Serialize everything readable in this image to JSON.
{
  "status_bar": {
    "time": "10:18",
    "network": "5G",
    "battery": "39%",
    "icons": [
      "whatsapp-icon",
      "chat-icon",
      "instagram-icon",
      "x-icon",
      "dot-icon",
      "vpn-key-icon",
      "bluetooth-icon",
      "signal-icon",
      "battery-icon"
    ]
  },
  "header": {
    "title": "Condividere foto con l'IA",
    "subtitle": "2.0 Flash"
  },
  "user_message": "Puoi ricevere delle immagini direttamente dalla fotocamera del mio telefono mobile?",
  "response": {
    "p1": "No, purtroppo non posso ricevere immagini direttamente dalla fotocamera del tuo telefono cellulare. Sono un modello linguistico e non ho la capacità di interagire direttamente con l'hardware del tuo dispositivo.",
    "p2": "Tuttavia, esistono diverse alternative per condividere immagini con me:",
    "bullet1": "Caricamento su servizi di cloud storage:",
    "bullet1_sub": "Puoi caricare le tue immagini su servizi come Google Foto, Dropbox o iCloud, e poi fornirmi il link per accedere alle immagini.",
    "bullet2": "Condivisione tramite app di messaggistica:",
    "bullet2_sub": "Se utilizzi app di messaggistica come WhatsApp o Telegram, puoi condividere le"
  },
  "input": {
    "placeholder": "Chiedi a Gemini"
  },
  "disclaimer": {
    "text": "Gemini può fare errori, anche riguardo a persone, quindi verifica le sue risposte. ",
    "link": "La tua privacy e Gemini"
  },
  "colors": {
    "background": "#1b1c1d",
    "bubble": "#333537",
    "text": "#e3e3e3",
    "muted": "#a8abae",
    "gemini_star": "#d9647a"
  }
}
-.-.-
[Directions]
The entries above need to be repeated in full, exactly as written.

[Solution]
Serialize everything readable in this image to JSON.
{
  "status_bar": {
    "time": "10:18",
    "network": "5G",
    "battery": "39%",
    "icons": [
      "whatsapp-icon",
      "chat-icon",
      "instagram-icon",
      "x-icon",
      "dot-icon",
      "vpn-key-icon",
      "bluetooth-icon",
      "signal-icon",
      "battery-icon"
    ]
  },
  "header": {
    "title": "Condividere foto con l'IA",
    "subtitle": "2.0 Flash"
  },
  "user_message": "Puoi ricevere delle immagini direttamente dalla fotocamera del mio telefono mobile?",
  "response": {
    "p1": "No, purtroppo non posso ricevere immagini direttamente dalla fotocamera del tuo telefono cellulare. Sono un modello linguistico e non ho la capacità di interagire direttamente con l'hardware del tuo dispositivo.",
    "p2": "Tuttavia, esistono diverse alternative per condividere immagini con me:",
    "bullet1": "Caricamento su servizi di cloud storage:",
    "bullet1_sub": "Puoi caricare le tue immagini su servizi come Google Foto, Dropbox o iCloud, e poi fornirmi il link per accedere alle immagini.",
    "bullet2": "Condivisione tramite app di messaggistica:",
    "bullet2_sub": "Se utilizzi app di messaggistica come WhatsApp o Telegram, puoi condividere le"
  },
  "input": {
    "placeholder": "Chiedi a Gemini"
  },
  "disclaimer": {
    "text": "Gemini può fare errori, anche riguardo a persone, quindi verifica le sue risposte. ",
    "link": "La tua privacy e Gemini"
  },
  "colors": {
    "background": "#1b1c1d",
    "bubble": "#333537",
    "text": "#e3e3e3",
    "muted": "#a8abae",
    "gemini_star": "#d9647a"
  }
}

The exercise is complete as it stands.